Sen. Max Baucus, D-Mont., chairman of the committee, started off the hearing by emphasizing the unpredictability of the current system.
“A Chinese proverb says, ‘Planning lies with men; success lies with heaven,’” Baucus said. “That’s certainly true with the estate tax. No matter how hard people plan, what estate tax their family will pay can be largely a matter of chance. It can be pretty much up to heaven.”
Dennis Belcher, a Richmond, Va., lawyer who was chairman of the Task Force on Federal Wealth Transfer Taxes, said many clients complain about their inability to plan for the federal transfer tax burden.
Belcher, who testified on his own behalf and not on behalf of any organization, said taxpayers can plan more effectively if they know what the law will be in the future.
The confusion is especially great among owners of family owned, closely held businesses; Belcher said:

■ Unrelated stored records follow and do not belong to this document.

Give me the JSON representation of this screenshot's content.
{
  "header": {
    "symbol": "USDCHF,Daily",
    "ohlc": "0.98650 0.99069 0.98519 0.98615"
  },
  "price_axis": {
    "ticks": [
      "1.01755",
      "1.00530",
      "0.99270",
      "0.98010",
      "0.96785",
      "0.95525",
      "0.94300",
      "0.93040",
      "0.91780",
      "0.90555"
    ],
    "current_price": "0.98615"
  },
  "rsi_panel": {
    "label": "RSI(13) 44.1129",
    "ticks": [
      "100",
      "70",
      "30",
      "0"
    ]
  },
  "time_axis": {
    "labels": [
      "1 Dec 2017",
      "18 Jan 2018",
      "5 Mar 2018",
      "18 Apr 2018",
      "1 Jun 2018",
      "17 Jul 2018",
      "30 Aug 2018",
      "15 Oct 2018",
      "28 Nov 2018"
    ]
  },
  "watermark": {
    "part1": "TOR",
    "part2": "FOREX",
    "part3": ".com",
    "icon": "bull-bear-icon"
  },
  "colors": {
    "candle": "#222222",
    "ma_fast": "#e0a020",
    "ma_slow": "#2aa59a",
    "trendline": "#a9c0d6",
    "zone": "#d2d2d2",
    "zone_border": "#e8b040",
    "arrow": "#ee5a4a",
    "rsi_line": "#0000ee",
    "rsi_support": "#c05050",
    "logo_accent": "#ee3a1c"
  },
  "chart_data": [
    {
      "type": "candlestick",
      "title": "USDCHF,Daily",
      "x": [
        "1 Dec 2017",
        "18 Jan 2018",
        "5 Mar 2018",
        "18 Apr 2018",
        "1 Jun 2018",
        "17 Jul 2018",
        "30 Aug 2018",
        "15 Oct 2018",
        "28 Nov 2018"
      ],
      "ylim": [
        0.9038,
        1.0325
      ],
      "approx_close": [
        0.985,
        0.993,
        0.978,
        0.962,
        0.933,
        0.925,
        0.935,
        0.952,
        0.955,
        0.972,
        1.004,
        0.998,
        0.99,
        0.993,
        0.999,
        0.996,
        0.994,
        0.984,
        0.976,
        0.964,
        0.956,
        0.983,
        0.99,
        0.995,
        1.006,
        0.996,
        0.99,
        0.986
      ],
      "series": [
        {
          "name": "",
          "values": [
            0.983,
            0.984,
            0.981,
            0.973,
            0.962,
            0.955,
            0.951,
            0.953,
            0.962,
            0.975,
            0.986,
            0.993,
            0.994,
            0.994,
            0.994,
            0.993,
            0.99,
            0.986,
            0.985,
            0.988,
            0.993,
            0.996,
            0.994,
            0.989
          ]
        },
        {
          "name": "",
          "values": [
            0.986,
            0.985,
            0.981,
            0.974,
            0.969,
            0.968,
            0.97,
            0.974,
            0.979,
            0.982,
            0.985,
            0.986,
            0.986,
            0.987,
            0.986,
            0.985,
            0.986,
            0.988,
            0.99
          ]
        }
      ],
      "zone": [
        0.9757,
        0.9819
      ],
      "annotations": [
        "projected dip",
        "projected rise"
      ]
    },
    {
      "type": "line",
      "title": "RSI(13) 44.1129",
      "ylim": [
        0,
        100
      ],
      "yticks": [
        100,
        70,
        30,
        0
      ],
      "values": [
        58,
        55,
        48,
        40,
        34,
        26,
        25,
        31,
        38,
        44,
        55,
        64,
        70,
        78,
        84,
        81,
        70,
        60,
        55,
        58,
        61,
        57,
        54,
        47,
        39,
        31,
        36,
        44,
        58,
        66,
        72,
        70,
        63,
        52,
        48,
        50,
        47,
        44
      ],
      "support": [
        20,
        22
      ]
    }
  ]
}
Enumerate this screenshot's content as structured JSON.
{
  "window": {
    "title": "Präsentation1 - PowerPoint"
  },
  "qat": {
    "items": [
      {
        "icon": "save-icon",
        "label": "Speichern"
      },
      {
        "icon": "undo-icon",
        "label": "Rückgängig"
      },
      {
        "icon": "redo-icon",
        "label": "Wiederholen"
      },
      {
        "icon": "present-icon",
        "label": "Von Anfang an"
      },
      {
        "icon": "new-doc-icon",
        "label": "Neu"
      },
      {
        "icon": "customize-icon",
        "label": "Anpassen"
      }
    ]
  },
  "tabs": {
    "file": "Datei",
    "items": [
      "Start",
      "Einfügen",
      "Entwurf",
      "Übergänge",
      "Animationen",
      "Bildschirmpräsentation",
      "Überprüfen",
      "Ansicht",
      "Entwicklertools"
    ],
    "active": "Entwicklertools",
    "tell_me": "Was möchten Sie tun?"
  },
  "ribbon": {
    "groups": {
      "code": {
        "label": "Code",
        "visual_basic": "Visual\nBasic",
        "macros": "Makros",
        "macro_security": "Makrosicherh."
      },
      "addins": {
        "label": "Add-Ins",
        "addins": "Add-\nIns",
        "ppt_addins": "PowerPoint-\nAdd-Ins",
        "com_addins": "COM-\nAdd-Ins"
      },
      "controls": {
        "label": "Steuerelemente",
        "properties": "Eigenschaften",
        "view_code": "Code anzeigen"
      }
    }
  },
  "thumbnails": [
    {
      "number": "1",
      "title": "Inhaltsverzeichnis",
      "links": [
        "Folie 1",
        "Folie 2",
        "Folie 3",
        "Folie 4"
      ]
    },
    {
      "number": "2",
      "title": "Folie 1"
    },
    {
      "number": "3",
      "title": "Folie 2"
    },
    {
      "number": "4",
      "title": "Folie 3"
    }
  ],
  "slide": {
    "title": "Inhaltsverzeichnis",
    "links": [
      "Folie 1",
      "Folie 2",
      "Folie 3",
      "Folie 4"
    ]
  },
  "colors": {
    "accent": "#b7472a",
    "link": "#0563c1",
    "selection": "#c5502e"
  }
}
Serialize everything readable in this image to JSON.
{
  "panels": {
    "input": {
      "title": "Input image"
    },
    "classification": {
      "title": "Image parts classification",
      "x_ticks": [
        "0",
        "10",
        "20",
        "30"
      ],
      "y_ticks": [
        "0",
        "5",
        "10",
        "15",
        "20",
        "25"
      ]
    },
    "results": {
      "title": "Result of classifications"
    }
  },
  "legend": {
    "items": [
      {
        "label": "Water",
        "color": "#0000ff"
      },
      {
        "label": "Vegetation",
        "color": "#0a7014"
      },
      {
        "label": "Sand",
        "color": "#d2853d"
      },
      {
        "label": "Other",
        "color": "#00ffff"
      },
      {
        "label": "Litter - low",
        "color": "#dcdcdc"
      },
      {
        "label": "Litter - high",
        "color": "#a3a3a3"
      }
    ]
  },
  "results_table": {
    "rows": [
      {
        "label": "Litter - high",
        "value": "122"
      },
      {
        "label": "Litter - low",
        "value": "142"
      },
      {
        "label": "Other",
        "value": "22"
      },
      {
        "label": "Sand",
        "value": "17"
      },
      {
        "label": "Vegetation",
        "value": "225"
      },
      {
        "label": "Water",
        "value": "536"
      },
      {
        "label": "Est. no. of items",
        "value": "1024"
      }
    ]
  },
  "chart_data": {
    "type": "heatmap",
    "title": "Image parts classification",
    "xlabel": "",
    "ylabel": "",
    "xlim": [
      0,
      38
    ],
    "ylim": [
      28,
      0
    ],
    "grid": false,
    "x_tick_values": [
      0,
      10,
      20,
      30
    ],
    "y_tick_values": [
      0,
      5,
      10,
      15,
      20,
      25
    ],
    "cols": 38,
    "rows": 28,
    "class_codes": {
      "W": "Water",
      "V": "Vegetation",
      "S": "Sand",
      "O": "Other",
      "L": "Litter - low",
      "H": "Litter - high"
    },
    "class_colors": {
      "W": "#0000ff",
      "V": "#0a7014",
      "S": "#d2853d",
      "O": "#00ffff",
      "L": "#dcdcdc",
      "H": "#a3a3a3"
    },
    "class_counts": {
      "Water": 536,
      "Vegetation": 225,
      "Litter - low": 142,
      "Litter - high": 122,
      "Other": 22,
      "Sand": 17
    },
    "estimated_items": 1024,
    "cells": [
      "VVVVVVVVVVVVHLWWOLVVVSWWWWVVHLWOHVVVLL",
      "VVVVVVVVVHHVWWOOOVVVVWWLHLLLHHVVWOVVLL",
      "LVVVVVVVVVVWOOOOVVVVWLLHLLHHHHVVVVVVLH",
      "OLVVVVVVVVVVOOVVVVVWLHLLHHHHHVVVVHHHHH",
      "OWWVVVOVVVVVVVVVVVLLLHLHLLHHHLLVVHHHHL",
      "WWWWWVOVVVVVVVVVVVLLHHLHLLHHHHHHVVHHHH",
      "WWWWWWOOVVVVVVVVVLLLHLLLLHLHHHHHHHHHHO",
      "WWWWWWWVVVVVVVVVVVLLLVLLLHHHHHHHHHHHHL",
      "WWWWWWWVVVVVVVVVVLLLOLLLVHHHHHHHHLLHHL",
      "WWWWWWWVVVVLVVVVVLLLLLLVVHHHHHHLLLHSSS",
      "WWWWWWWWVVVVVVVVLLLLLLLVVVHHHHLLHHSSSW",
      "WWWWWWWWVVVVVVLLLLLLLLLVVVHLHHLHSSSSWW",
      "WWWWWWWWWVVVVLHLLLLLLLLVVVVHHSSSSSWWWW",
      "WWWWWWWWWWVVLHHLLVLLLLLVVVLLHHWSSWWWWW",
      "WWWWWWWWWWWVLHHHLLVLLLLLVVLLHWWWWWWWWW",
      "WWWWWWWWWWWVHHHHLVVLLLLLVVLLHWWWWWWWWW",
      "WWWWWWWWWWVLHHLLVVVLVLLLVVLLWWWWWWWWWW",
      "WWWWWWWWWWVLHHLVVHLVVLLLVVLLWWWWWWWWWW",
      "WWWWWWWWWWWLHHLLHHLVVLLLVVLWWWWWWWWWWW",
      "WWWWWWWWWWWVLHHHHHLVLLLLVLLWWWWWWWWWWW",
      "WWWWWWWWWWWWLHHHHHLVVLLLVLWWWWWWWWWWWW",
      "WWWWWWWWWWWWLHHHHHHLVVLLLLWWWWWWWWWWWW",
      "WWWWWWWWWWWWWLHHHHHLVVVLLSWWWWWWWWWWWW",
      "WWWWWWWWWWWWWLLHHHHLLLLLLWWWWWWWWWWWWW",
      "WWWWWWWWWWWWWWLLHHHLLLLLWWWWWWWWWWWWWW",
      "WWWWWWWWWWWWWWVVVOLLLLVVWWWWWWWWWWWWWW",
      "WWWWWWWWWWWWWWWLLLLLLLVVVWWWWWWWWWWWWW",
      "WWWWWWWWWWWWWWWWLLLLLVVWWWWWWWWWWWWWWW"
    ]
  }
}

“Because of the illiquid nature of a closely held business, federal transfer taxes present a serious obstacle to a closely held business surviving the death of the business owner,” Belcher said. “The shortfall of sufficient liquid assets to pay the federal transfer taxes incurred as a result of the business owner’s death may necessitate a forced sale or liquidation of the business, thereby preventing the continuation of the business.”
Federal law does allow for payment of estate taxes on an installment basis, but the system for doing so does not reflect the modern business world, Belcher said:
The federal installment payment system does not address new forms of doing business, such as limited liability companies, limited liability partnerships and business trusts, Belcher said.
“A closely held business owner must select carefully the type of business entity for the business enterprise to preserve the ability for the business owner’s estate to pay the estate tax in installments under the installment payment provision,” Belcher said.
Portability is another concern, said Shirley Kovar, a San Diego lawyer who spoke for the American College of Trust and Estate Counsel, Los Angeles.
The individual exemption is $2 million per individual, and “it is common to say that a married couple would have twice that exemption, but that would not be accurate,” Kovar said. “Rather, under current law, upon the death of the first spouse and the transfer of all assets to the surviving spouse, the $2 million exemption of the deceased spouse is lost. When the surviving spouse dies, her estate may contain the assets of both spouses, but the estate of the surviving spouse will only have a single $2 million exemption.”
If the individual exemption were portable, that would simplify the transfer process and also would fit with other federal tax policies, such as the joint return policy, that treat married couples as a single entity, Kovar said.